3. Develop a plan of action. Now that you have a list of human, material and financial resources, a plan of action must be devised to identify the whos, whats, whens, and wheres. This can be done most easily on a step-by-step basis. For example, Step 1 for the workbook project cited above might be "soliciting help": Over the next month (when), John and I (who) will ask 10 people from our school (where) if they are interested in co-authoring a workbook (what). While developing a plan of action, it is advisable to identify a key resource person who is knowledgeable in the field. This can help not only to keep the process moving forward, but also to avoid some of the difficulties that inevitably arise for sheer lack of experience. Finally, once a plan of action has been drafted, create a detailed timeline of activities. This will serve not only as a criterion against which you measure your progress, but also will help in additional planning (for example, when certain materials should arrive, when to arrange for meetings, etc.).

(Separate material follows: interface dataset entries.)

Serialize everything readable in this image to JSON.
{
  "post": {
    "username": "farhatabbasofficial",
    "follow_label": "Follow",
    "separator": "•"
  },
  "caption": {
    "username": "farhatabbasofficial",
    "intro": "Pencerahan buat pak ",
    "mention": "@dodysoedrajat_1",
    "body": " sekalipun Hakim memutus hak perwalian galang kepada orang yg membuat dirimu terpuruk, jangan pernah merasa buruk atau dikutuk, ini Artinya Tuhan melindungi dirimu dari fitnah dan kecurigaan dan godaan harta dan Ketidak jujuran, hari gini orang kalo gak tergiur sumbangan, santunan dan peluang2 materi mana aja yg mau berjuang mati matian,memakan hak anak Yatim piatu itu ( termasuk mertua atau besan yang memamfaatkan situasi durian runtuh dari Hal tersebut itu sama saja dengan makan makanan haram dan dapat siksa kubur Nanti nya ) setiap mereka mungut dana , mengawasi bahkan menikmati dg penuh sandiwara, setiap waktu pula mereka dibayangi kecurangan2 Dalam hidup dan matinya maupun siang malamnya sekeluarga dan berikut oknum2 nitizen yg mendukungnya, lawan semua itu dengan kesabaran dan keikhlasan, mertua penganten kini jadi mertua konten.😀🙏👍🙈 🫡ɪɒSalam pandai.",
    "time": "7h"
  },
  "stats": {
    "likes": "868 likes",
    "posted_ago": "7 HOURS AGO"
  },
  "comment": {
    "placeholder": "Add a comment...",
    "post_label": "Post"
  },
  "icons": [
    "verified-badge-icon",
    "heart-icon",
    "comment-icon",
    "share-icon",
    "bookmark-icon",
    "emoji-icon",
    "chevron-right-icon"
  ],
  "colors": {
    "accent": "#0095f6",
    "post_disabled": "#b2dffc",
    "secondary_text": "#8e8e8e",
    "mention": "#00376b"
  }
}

4. Monitor the implementation. The biggest enemy of successful collaboration is low morale. It is quite common to get discouraged when plans get scuttled, when people do not respond favorably, or when nothing seems to be working. If you keep lots of written notes, it is possible to take a break, then return to the task of assessing who is appropriate for what. Keeping written notes also provides a means by which you can build in an evaluation system. Using your plan of action as a reference, decide what criteria you will use to determine the success of your project. Should it be accomplished in a month? A year? Should it result in improved student responsiveness in class? In improved grades? Specific indicators should be established so your progress can be evaluated both during and after the project. If some criteria are not met, a decision must be made either to change the way in which the project is being pursued, or change the criteria. In other words, you might want to revise the project and/or the project criteria as needed. If original plans prove to be unrealistic, it is better to revise expectations than to become discouraged that all problems were not foreseeable or that the project turned out to be bigger or more difficult than planned.


1. Ask the teachers in your school: "If you could do anything to improve educational standards at your school, what would it be? What efforts have been made in the past to make this happen? Who would know?"

2. Make a list of five colleagues, five administrators, and five community members who might be able to and/or interested in working for the improvement mentioned in activity #1.